In part one, titled How To Have Great Digestion, you learned that good digestion is one of the keys to great health. Choosing your foods wisely, chewing your food completely and using digestive enzymes are just some of the ways to ensure the best digestion possible. Here are some more ideas to help enhance your digestion and therefore your health.
4. Use Probiotics
The word probiotic literally means “for life.” Essentially what you are doing when you take probiotics is giving new life to your digestive system by helping to repopulate it with “good” bacteria. Some of the most common strains of bacteria found in probiotics are Lactobacillus and Bifidobacteria. Common foods that have these type of bacteria are yogurt, kefir, fermented soy products such as miso soup or tofu (make sure it is fermented), and sauerkraut. These particular types of bacteria have been shown to help improve conditions such as yeast infections, diarrhea and some say they can prolong life as well. The Japanese and Russian people of the Caucus mountains have some of the longest life spans in the world, and culturally their diets are composed of many fermented foods containing healthy probiotics.
5. Address “Leaky Gut Syndrome”
Leaky gut syndrome is a condition in which the cells of the intestinal lining develop gaps between them. This may be cause for concern because these gaps could allow toxins and bacteria to “leak” into the bloodstream. Some of the symptoms of leaky gut include: excessive gas and bloating, IBS, food allergies, or even adverse changes in mood. Over-consumption of the following foods or drugs may cause leaky gut: alcohol, caffeine, NSAIDS (such as Aspirin), pollutants on fruits (such as insecticides), and extremely spicy foods.
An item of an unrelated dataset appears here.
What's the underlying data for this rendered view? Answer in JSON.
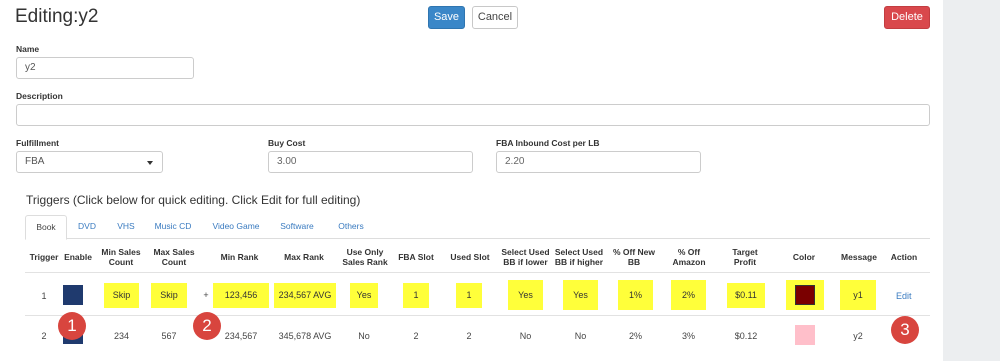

A few ways to help prevent this condition are: eat complex carbohydrates such as fruits and vegetables (which increase fiber content in the diet); reduce inflammation by taking fish oils, especially cod liver oil (which contains vitamins A and D, excellent antioxidants). Supplementing with L Glutamine, an amino acid found in both meat and plants has been shown to protect the integrity of the gastrointestinal lining.
6. Do a Cleanse/Detox
Some of the components that make up doing a cleanse are getting rid of foods that you already know are bad for you: fast food, fried foods, basically most things found in the drive through of your favorite restaurant. You want to replace those things with living foods rich with enzymes and probiotics: fruits, vegetables, yogurts (minus the high fructose corn syrup or artificial colors), nuts, seeds, berries and even some herbs such as milk thistle, alfalfa, slippery elm, and dandelion. Several companies offer cleanses that contain herbs that help the liver remove chemicals like phthalates, organophosphates, solvents, heavy metals from the body that we get from the air as well as our food.
So let’s recap the steps to obtaining a happier life through better digestion:
1. Choose your foods wisely.
2. Chew your food completely.
3. Use digestive enzymes.
4. Use probiotics.
5. Address leaky gut syndrome.
6. Do a cleanse/detox.
Hearing a diagnosis of cancer may be one of the most frightening things that can happen in a doctor’s office. The disease can be deadly, and even when it’s not, the diagnosis very often means surgery and a long period of debilitating chemotherapy or radiation therapy.
Many patients can benefit from complimentary medicine during or after cancer treatment. As one member of a team, the complimentary care provider has a variety of tools to help patients through the process. Complimentary medicine, drawing on herbs, vitamins, acupuncture and other tools as adjuncts to traditional treatments, can address a wide range of medical conditions and health concerns.
To better understand how complimentary medicine works in cancer care, consider a 44-year-old woman with two children who had a double mastectomy for breast cancer. Her vitamin D levels were checked and she was put on a supplement. She was also advised to use evening primrose oil to relieve the hot flashes she was getting from her treatment with tamoxifen, a drug that interferes with estrogen. Acupuncture was used to help relieve her pain and fatigue. The idea is that her treatment was tailored to her individual needs
Patients dealing with cancer who wish to add alternative medicine to their treatment regimen really should seek out a qualified provider. It is a vulnerable time for people, and anything that seems to promise a cure is tempting. Many patients read about various alternative approaches on the Internet and wind up wasting hundreds or thousands of dollars and many hours of time on things that won’t be effective for their type of cancer. Often they don’t tell their doctors they’re doing this, leaving the patient without support and the doctor without important information.
Other patients err in the other direction, dismissing the whole idea of complimentary medicine. They endure the pain and nausea that frequently accompanies cancer treatment when there are methods they could use to reduce those effects.
A trained professional can identify the supplements, dietary choices and techniques, such as massage or yoga, that are most likely to help an individual patient, and which compliment the treatment the patient is undergoing. Each case is unique, and it is important for the provider and the patient to become a team, working together to find the best options.
Choosing a provider of complimentary medicine is not always easy. The American Board of Integrative Holistic Medicine is a good resource, offering an array of general information and a directory of certified physicians around the country. It’s a good place to start your search.